The root of child behavioral patterns such as anger and mistrust can be traced to the lack of parent accountability, common when a parent has a history of addiction, and feelings of abandonment that can come with that, according to Krupat, who specializes in rebuilding mother-child relationships after extended periods of separation.
“We have found that with cases where children have suffered abuse in foster care, their emotions remain bottled up until it begins to manifest in the form of anger and resentment,” says Krupat. “The best thing a parent can do for their child is to communicate and open up about their own individual experiences during their time apart, it can really help lift the burden for a child that’s been withholding information.”

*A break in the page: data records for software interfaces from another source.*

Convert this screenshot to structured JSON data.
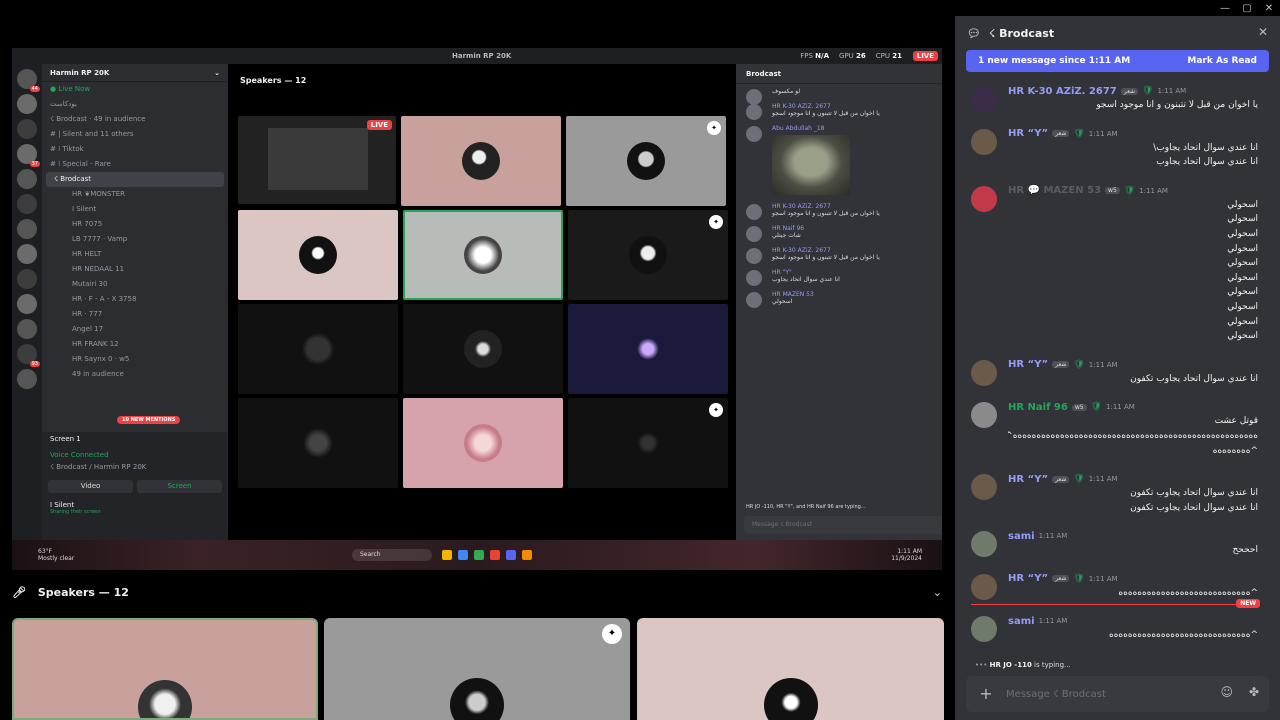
{
  "window": {
    "minimize": "—",
    "maximize": "▢",
    "close": "✕"
  },
  "stream": {
    "title": "Harmin RP 20K",
    "stats": {
      "fps_label": "FPS",
      "fps": "N/A",
      "gpu_label": "GPU",
      "gpu": "26",
      "cpu_label": "CPU",
      "cpu": "21"
    },
    "live": "LIVE",
    "server_name": "Harmin RP 20K",
    "channels": [
      {
        "text": "● Live Now",
        "cls": "g"
      },
      {
        "text": "بودكاست",
        "cls": ""
      },
      {
        "text": "☇ Brodcast · 49 in audience",
        "cls": ""
      },
      {
        "text": "# | Silent and 11 others",
        "cls": ""
      },
      {
        "text": "# ⁞ Tiktok",
        "cls": ""
      },
      {
        "text": "# ⁞ Special - Rare",
        "cls": ""
      },
      {
        "text": "☇ Brodcast",
        "cls": "hl"
      }
    ],
    "members": [
      "HR ❦MONSTER",
      "I Silent",
      "HR 7075",
      "LB 7777 · Vamp",
      "HR HELT",
      "HR NEDAAL 11",
      "Mutairi 30",
      "HR · F - A - X 3758",
      "HR · 777",
      "Angel 17",
      "HR FRANK 12",
      "HR Saynx 0 · w5",
      "49 in audience"
    ],
    "new_mentions": "10 NEW MENTIONS",
    "screen_label": "Screen 1",
    "voice_connected": "Voice Connected",
    "voice_location": "☇ Brodcast / Harmin RP 20K",
    "video_btn": "Video",
    "screen_btn": "Screen",
    "me_name": "I Silent",
    "me_status": "Sharing their screen",
    "speakers": "Speakers — 12",
    "chat_title": "Brodcast",
    "chat_messages": [
      {
        "name": "",
        "text": "لو مكسوف"
      },
      {
        "name": "HR K-30 AZiZ. 2677",
        "text": "يا اخوان من قبل لا تتبنون و انا موجود اسجو"
      },
      {
        "name": "Abu Abdullah _18",
        "text": ""
      },
      {
        "name": "HR K-30 AZiZ. 2677",
        "text": "يا اخوان من قبل لا تتبنون و انا موجود اسجو"
      },
      {
        "name": "HR Naif 96",
        "text": "شات جيتلي"
      },
      {
        "name": "HR K-30 AZiZ. 2677",
        "text": "يا اخوان من قبل لا تتبنون و انا موجود اسجو"
      },
      {
        "name": "HR \"Y\"",
        "text": "انا عندي سوال اتحاد يجاوب"
      },
      {
        "name": "HR MAZEN 53",
        "text": "اسحولي"
      }
    ],
    "typing": "HR JO -110, HR \"Y\", and HR Naif 96 are typing...",
    "chat_placeholder": "Message ☇ Brodcast",
    "taskbar_weather": "63°F",
    "taskbar_weather2": "Mostly clear",
    "taskbar_search": "Search",
    "taskbar_time": "1:11 AM",
    "taskbar_date": "11/9/2024"
  },
  "speakers_header": "Speakers — 12",
  "chat": {
    "channel": "☇ Brodcast",
    "new_banner": "1 new message since 1:11 AM",
    "mark_read": "Mark As Read",
    "new_label": "NEW",
    "typing_user": "HR JO -110",
    "typing_suffix": " is typing...",
    "placeholder": "Message ☇ Brodcast",
    "messages": [
      {
        "name": "HR K-30 AZiZ. 2677",
        "color": "#949cf7",
        "tag": "شعر",
        "time": "1:11 AM",
        "lines": [
          "يا اخوان من قبل لا تتبنون و انا موجود اسجو"
        ]
      },
      {
        "name": "HR “Y”",
        "color": "#949cf7",
        "tag": "شعر",
        "time": "1:11 AM",
        "lines": [
          "انا عندي سوال اتحاد يجاوب\\",
          "انا عندي سوال اتحاد يجاوب"
        ]
      },
      {
        "name": "HR 💬 MAZEN 53",
        "color": "#5a5d63",
        "tag": "w5",
        "time": "1:11 AM",
        "lines": [
          "اسحولي",
          "اسحولي",
          "اسحولي",
          "اسحولي",
          "اسحولي",
          "اسحولي",
          "اسحولي",
          "اسحولي",
          "اسحولي",
          "اسحولي"
        ]
      },
      {
        "name": "HR “Y”",
        "color": "#949cf7",
        "tag": "شعر",
        "time": "1:11 AM",
        "lines": [
          "انا عندي سوال اتحاد يجاوب تكفون"
        ]
      },
      {
        "name": "HR Naif 96",
        "color": "#23a559",
        "tag": "w5",
        "time": "1:11 AM",
        "lines": [
          "قوتل عشت",
          "ەەەەەەەەەەەەەەەەەەەەەەەەەەەەەەەەەەەەەەەەەەەەەەەەەەەە^",
          "^ەەەەەەەە"
        ]
      },
      {
        "name": "HR “Y”",
        "color": "#949cf7",
        "tag": "شعر",
        "time": "1:11 AM",
        "lines": [
          "انا عندي سوال اتحاد يجاوب تكفون",
          "انا عندي سوال اتحاد يجاوب تكفون"
        ]
      },
      {
        "name": "sami",
        "color": "#949cf7",
        "tag": "",
        "time": "1:11 AM",
        "lines": [
          "احححح"
        ]
      },
      {
        "name": "HR “Y”",
        "color": "#949cf7",
        "tag": "شعر",
        "time": "1:11 AM",
        "lines": [
          "^ەەەەەەەەەەەەەەەەەەەەەەەەەەەە"
        ]
      },
      {
        "name": "sami",
        "color": "#949cf7",
        "tag": "",
        "time": "1:11 AM",
        "lines": [
          "^ەەەەەەەەەەەەەەەەەەەەەەەەەەەەەە"
        ]
      }
    ]
  }
}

Children often associate their parents with the situation of discomfort they have been forced into, according to child welfare experts . Most commonly children respond to separation by pushing their parents away, becoming emotionally inept and cold, others demonstrate excessively ‘clingy’ behavior and have a phobia of or experience anxiety with the thought of separation. “They blame the parent for not being there to save them from a traumatic experience,” says Krupat.
Being taken away from his mother in the middle of the night by police and suddenly put through the foster care system, the thought of permanent separation still serves as a fear for Brandon. Upon breaking her daily routine of picking Brandon up from school to seek medical attention for kidney stones, he reverts back to an apprehensive state, “I thought she was going to leave again…I started crying.”
For the past three years Rivera and Brandon have been attending individual counseling and recently started going to family therapy sessions together. “In therapy, he started mentioning things that bother him, like when I make him feel bad or worry,” says his mother. “He knows that this is a safe place and no one will try and take him away from me for talking about it.” It is here that Brandon has begun to vent to his mother in a healthy way.
Rivera and her son have come a long way. Mending their relationship has required steady communication, developing routines and of course, spending quality time together.
“It’s very difficult and it can become time consuming,” says Stacey Thompson, Associate to Coalition for Women Prisoners and representative of WORTH, an advocacy group for formerly incarcerated women. “How do you split up time between yourself and your child? They should have something in place for women, who don’t want to leave children alone while attending support group meetings, some type of daycare while mothers are trying to get reintegrate back into society.”
Nowadays, it is rare to find the reunited mother and son apart. With the exception of Brandon’s extracurricular activities, once the teenager is out of school, his mother is generally right by his side, trying to keep him on track while also focusing on bettering herself.
“I’m just pretty much a fighter, and I’m looking to better myself and my son’s life,” says Rivera. “The main relationships in my life right now are with God and my son.”